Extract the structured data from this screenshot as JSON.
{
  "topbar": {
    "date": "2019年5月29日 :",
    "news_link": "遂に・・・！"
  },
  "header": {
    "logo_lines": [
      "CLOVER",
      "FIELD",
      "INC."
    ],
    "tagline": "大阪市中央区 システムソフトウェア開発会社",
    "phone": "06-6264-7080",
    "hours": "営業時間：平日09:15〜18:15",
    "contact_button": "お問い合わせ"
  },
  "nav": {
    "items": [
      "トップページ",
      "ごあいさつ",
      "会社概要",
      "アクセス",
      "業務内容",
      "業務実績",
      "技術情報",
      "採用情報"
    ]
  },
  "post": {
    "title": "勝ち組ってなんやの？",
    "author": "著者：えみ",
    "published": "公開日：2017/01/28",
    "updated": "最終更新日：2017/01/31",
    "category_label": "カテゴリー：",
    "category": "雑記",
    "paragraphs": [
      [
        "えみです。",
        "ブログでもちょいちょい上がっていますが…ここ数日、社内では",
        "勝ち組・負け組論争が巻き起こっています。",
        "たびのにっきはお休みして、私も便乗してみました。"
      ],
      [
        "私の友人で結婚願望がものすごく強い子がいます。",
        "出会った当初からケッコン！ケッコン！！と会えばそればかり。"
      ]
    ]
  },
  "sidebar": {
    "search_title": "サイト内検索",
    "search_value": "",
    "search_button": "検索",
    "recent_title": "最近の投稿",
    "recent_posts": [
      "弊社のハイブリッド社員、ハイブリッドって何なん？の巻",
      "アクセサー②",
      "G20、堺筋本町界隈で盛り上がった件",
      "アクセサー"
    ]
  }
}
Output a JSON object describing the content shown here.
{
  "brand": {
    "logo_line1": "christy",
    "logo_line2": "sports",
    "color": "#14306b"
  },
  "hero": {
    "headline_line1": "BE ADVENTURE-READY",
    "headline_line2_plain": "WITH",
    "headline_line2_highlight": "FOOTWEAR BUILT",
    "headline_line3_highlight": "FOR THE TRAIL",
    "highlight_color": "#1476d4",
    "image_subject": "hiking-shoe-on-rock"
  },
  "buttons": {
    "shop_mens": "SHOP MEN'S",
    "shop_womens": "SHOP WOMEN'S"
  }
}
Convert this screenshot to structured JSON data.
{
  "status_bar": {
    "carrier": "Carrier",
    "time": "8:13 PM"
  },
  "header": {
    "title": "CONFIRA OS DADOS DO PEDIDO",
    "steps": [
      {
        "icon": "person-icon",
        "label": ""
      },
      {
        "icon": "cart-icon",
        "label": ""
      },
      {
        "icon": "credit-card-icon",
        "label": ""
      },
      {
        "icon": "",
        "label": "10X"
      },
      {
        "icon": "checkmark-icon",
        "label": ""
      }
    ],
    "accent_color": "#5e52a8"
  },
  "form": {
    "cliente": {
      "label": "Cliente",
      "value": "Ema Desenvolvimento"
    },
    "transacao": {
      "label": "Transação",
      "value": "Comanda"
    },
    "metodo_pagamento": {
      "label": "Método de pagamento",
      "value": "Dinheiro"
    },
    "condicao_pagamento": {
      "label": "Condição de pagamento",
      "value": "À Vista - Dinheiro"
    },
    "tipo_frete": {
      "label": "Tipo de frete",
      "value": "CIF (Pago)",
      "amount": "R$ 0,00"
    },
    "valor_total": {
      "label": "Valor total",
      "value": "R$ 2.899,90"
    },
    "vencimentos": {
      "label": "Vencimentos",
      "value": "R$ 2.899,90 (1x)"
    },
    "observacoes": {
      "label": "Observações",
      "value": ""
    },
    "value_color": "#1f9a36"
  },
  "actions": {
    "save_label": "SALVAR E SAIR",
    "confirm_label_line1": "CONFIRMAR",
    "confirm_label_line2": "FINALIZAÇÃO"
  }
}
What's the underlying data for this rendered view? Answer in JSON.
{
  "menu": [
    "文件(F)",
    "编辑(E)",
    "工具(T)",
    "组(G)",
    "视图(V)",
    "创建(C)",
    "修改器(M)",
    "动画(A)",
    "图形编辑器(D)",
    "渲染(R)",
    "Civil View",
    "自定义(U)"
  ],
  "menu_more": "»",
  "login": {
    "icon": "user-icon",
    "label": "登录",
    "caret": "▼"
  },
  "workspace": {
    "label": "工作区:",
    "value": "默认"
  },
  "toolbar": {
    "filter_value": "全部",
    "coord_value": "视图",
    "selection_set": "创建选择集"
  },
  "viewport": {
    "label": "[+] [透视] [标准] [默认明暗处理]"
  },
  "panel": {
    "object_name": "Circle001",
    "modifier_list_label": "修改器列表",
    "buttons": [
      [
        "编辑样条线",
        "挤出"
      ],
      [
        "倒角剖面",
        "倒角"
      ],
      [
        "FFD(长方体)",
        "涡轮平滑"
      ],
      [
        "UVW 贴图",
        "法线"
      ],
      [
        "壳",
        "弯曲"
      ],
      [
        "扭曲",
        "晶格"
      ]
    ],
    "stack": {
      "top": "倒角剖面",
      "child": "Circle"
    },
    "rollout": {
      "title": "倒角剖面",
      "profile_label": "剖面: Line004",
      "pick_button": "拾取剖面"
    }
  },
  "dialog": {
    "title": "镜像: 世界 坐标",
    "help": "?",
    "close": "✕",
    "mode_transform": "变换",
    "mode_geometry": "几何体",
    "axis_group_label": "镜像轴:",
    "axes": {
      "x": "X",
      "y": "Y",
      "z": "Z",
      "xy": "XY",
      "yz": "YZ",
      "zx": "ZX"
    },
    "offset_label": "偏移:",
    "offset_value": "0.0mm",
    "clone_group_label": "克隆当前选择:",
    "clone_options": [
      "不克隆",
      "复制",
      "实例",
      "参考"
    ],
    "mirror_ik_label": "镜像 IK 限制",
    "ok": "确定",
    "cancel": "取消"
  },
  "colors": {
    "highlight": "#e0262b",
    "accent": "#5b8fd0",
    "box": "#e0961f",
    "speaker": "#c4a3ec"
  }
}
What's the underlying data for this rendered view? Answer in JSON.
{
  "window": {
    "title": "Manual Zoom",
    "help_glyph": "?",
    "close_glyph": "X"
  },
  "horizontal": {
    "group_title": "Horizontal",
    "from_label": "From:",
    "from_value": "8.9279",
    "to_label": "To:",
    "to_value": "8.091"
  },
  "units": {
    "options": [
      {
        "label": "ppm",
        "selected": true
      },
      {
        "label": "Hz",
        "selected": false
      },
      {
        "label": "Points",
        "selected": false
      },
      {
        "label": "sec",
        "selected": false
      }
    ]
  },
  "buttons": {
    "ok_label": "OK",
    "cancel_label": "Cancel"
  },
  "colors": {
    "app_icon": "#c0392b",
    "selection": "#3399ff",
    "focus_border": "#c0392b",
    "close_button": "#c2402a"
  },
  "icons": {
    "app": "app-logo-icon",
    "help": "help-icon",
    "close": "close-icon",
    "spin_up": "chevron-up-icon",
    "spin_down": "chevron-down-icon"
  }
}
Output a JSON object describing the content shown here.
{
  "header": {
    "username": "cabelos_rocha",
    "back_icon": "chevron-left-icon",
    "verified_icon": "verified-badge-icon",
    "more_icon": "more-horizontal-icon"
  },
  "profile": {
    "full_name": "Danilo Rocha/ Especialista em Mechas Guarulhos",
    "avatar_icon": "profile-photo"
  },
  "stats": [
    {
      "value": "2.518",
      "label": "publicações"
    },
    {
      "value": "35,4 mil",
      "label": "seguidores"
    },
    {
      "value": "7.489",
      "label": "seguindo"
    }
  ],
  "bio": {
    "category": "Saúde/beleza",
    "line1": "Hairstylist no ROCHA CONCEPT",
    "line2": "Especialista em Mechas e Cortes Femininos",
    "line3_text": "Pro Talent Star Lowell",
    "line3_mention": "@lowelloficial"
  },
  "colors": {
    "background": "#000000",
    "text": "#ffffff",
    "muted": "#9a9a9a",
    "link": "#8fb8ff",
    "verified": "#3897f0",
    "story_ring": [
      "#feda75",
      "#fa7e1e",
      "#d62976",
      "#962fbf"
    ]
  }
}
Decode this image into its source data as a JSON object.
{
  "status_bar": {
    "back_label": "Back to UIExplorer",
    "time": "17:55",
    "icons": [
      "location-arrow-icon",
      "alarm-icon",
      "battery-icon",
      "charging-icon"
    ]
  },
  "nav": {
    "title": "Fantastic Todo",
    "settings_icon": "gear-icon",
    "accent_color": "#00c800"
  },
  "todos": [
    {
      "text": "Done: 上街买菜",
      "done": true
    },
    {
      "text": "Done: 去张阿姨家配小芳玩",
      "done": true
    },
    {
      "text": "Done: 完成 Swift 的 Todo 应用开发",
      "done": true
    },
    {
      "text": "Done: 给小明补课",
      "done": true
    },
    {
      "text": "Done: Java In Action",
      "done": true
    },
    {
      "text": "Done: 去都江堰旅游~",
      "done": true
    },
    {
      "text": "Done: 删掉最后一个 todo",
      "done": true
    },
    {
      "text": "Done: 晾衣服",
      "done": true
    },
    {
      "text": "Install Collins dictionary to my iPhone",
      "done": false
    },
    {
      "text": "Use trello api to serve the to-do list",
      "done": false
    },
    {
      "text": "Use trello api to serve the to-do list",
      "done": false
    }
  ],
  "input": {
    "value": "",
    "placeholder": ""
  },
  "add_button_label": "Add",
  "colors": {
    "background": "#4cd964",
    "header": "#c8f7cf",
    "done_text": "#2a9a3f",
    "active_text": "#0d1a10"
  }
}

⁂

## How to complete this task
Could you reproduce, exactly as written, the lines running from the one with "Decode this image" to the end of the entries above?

## Task solution
Decode this image into its source data as a JSON object.
{
  "status_bar": {
    "back_label": "Back to UIExplorer",
    "time": "17:55",
    "icons": [
      "location-arrow-icon",
      "alarm-icon",
      "battery-icon",
      "charging-icon"
    ]
  },
  "nav": {
    "title": "Fantastic Todo",
    "settings_icon": "gear-icon",
    "accent_color": "#00c800"
  },
  "todos": [
    {
      "text": "Done: 上街买菜",
      "done": true
    },
    {
      "text": "Done: 去张阿姨家配小芳玩",
      "done": true
    },
    {
      "text": "Done: 完成 Swift 的 Todo 应用开发",
      "done": true
    },
    {
      "text": "Done: 给小明补课",
      "done": true
    },
    {
      "text": "Done: Java In Action",
      "done": true
    },
    {
      "text": "Done: 去都江堰旅游~",
      "done": true
    },
    {
      "text": "Done: 删掉最后一个 todo",
      "done": true
    },
    {
      "text": "Done: 晾衣服",
      "done": true
    },
    {
      "text": "Install Collins dictionary to my iPhone",
      "done": false
    },
    {
      "text": "Use trello api to serve the to-do list",
      "done": false
    },
    {
      "text": "Use trello api to serve the to-do list",
      "done": false
    }
  ],
  "input": {
    "value": "",
    "placeholder": ""
  },
  "add_button_label": "Add",
  "colors": {
    "background": "#4cd964",
    "header": "#c8f7cf",
    "done_text": "#2a9a3f",
    "active_text": "#0d1a10"
  }
}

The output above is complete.